What you have to do - Please return the data word for word and leave out any picture it contains.
Records for the exercise below:
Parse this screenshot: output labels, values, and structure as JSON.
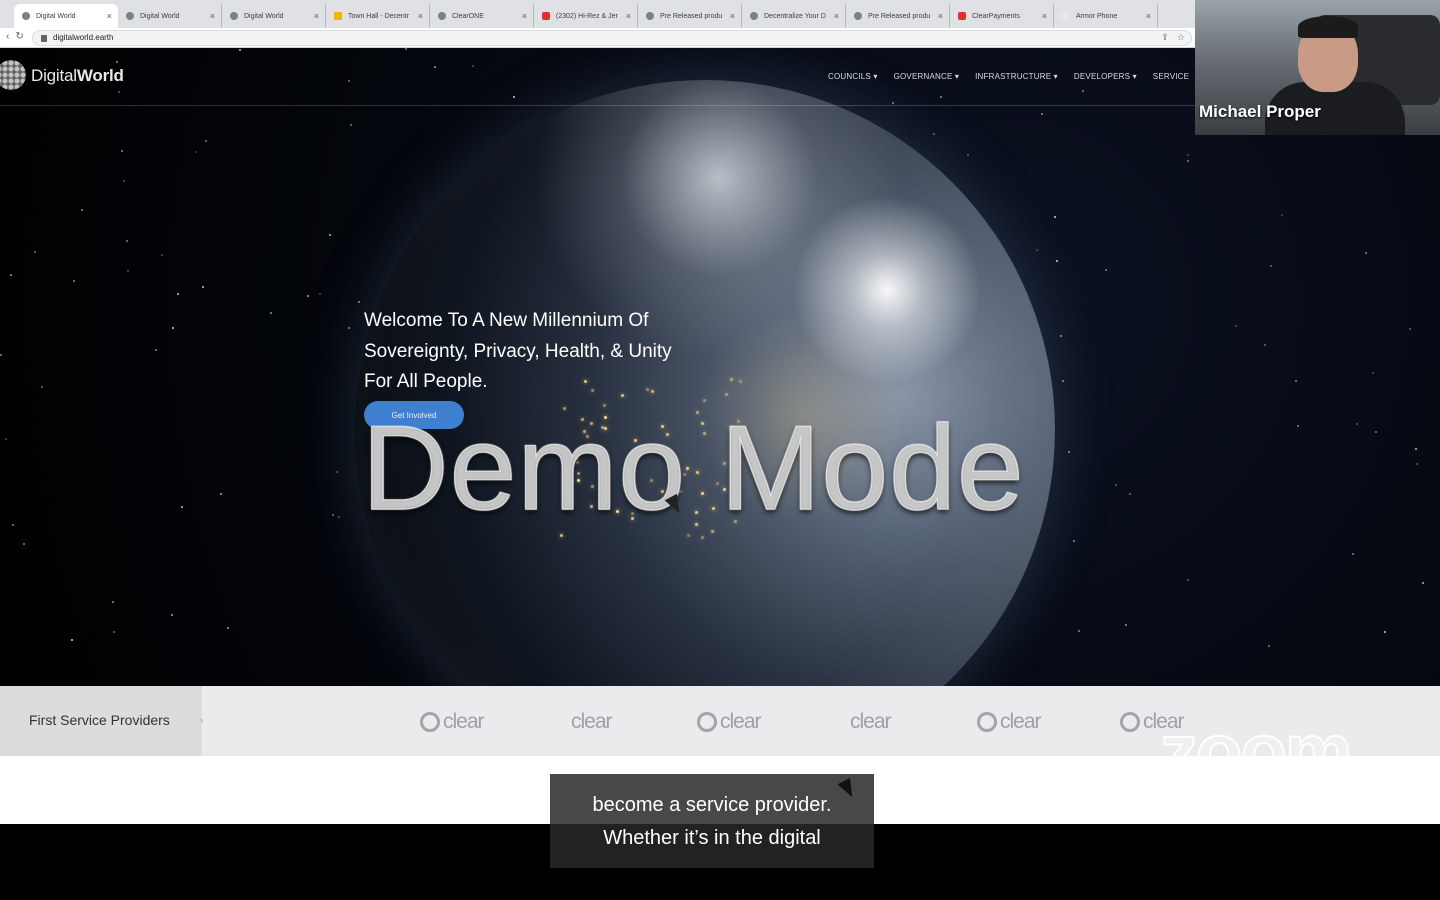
{
  "browser": {
    "tabs": [
      {
        "label": "Digital World",
        "active": true,
        "fav": "globe"
      },
      {
        "label": "Digital World",
        "active": false,
        "fav": "globe"
      },
      {
        "label": "Digital World",
        "active": false,
        "fav": "globe"
      },
      {
        "label": "Town Hall - Decentr",
        "active": false,
        "fav": "folder"
      },
      {
        "label": "ClearONE",
        "active": false,
        "fav": "globe"
      },
      {
        "label": "(2302) Hi-Rez & Jer",
        "active": false,
        "fav": "youtube"
      },
      {
        "label": "Pre Released produ",
        "active": false,
        "fav": "globe"
      },
      {
        "label": "Decentralize Your D",
        "active": false,
        "fav": "globe"
      },
      {
        "label": "Pre Released produ",
        "active": false,
        "fav": "globe"
      },
      {
        "label": "ClearPayments",
        "active": false,
        "fav": "clear"
      },
      {
        "label": "Armor Phone",
        "active": false,
        "fav": "blank"
      }
    ],
    "url": "digitalworld.earth"
  },
  "site": {
    "logo_prefix": "Digital",
    "logo_suffix": "World",
    "nav": [
      "COUNCILS ▾",
      "GOVERNANCE ▾",
      "INFRASTRUCTURE ▾",
      "DEVELOPERS ▾",
      "SERVICE"
    ],
    "hero_lines": [
      "Welcome To A New Millennium Of",
      "Sovereignty, Privacy, Health, & Unity",
      "For All People."
    ],
    "cta": "Get Involved"
  },
  "providers": {
    "label": "First Service Providers",
    "items": [
      "clear",
      "clear",
      "clear",
      "clear",
      "clear",
      "clear"
    ]
  },
  "watermarks": {
    "demo": "Demo Mode",
    "zoom": "zoom"
  },
  "caption": {
    "lines": [
      "become a service provider.",
      "Whether it’s in the digital"
    ]
  },
  "participant": {
    "name": "Michael Proper"
  }
}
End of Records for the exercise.
Answer section -
Parse this screenshot: output labels, values, and structure as JSON.
{
  "browser": {
    "tabs": [
      {
        "label": "Digital World",
        "active": true,
        "fav": "globe"
      },
      {
        "label": "Digital World",
        "active": false,
        "fav": "globe"
      },
      {
        "label": "Digital World",
        "active": false,
        "fav": "globe"
      },
      {
        "label": "Town Hall - Decentr",
        "active": false,
        "fav": "folder"
      },
      {
        "label": "ClearONE",
        "active": false,
        "fav": "globe"
      },
      {
        "label": "(2302) Hi-Rez & Jer",
        "active": false,
        "fav": "youtube"
      },
      {
        "label": "Pre Released produ",
        "active": false,
        "fav": "globe"
      },
      {
        "label": "Decentralize Your D",
        "active": false,
        "fav": "globe"
      },
      {
        "label": "Pre Released produ",
        "active": false,
        "fav": "globe"
      },
      {
        "label": "ClearPayments",
        "active": false,
        "fav": "clear"
      },
      {
        "label": "Armor Phone",
        "active": false,
        "fav": "blank"
      }
    ],
    "url": "digitalworld.earth"
  },
  "site": {
    "logo_prefix": "Digital",
    "logo_suffix": "World",
    "nav": [
      "COUNCILS ▾",
      "GOVERNANCE ▾",
      "INFRASTRUCTURE ▾",
      "DEVELOPERS ▾",
      "SERVICE"
    ],
    "hero_lines": [
      "Welcome To A New Millennium Of",
      "Sovereignty, Privacy, Health, & Unity",
      "For All People."
    ],
    "cta": "Get Involved"
  },
  "providers": {
    "label": "First Service Providers",
    "items": [
      "clear",
      "clear",
      "clear",
      "clear",
      "clear",
      "clear"
    ]
  },
  "watermarks": {
    "demo": "Demo Mode",
    "zoom": "zoom"
  },
  "caption": {
    "lines": [
      "become a service provider.",
      "Whether it’s in the digital"
    ]
  },
  "participant": {
    "name": "Michael Proper"
  }
}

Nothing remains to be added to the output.